TASK DESCRIPTION: For every line in the entries that contains "Network", show the whole line.

____ PROVIDED DATA

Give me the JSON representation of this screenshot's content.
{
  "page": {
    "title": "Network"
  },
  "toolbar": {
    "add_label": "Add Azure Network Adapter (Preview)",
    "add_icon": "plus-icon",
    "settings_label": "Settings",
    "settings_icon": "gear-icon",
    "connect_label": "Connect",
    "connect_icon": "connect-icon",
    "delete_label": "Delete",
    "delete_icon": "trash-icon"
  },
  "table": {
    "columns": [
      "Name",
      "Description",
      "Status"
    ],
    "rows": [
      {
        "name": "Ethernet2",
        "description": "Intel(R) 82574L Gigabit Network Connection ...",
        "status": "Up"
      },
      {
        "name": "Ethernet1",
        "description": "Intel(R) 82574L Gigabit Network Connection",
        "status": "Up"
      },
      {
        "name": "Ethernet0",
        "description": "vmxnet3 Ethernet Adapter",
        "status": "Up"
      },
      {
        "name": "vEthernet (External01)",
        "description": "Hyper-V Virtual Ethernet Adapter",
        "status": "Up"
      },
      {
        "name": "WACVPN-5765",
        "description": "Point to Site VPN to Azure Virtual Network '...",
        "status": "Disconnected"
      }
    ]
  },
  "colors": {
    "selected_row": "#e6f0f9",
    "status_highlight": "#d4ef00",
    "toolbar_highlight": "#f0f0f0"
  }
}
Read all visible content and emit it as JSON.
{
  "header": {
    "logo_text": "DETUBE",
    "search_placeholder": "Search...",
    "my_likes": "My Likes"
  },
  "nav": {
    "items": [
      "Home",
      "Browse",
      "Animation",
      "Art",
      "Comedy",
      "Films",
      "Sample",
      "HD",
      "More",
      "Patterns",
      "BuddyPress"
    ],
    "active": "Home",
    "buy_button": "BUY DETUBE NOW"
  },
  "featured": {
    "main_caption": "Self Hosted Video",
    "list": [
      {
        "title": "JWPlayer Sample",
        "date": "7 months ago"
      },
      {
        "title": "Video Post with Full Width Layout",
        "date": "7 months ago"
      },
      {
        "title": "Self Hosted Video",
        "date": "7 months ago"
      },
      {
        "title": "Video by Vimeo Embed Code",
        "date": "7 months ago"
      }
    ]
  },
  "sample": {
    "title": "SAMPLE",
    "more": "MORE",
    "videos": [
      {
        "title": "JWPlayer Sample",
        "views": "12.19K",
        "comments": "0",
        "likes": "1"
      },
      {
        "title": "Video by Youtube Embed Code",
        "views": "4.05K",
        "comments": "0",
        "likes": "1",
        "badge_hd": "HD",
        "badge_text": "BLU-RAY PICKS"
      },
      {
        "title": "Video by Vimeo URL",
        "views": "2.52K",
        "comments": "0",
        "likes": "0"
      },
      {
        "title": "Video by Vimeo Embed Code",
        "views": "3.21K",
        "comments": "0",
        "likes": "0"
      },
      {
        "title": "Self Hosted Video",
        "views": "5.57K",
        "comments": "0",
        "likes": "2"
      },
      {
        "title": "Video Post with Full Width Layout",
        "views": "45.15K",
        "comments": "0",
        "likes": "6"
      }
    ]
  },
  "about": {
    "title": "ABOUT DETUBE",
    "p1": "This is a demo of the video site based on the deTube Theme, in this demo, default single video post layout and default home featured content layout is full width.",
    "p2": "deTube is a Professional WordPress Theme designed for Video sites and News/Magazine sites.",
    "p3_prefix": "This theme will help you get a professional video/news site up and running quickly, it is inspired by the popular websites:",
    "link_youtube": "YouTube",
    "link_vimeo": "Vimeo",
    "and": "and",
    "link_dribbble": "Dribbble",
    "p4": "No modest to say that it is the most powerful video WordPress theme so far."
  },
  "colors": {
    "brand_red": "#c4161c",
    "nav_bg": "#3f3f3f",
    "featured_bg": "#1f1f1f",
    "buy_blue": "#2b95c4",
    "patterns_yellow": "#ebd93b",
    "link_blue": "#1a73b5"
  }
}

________

RESULT BELOW:
    "title": "Network"
    "add_label": "Add Azure Network Adapter (Preview)",
        "description": "Intel(R) 82574L Gigabit Network Connection ...",
        "description": "Intel(R) 82574L Gigabit Network Connection",
        "description": "Point to Site VPN to Azure Virtual Network '...",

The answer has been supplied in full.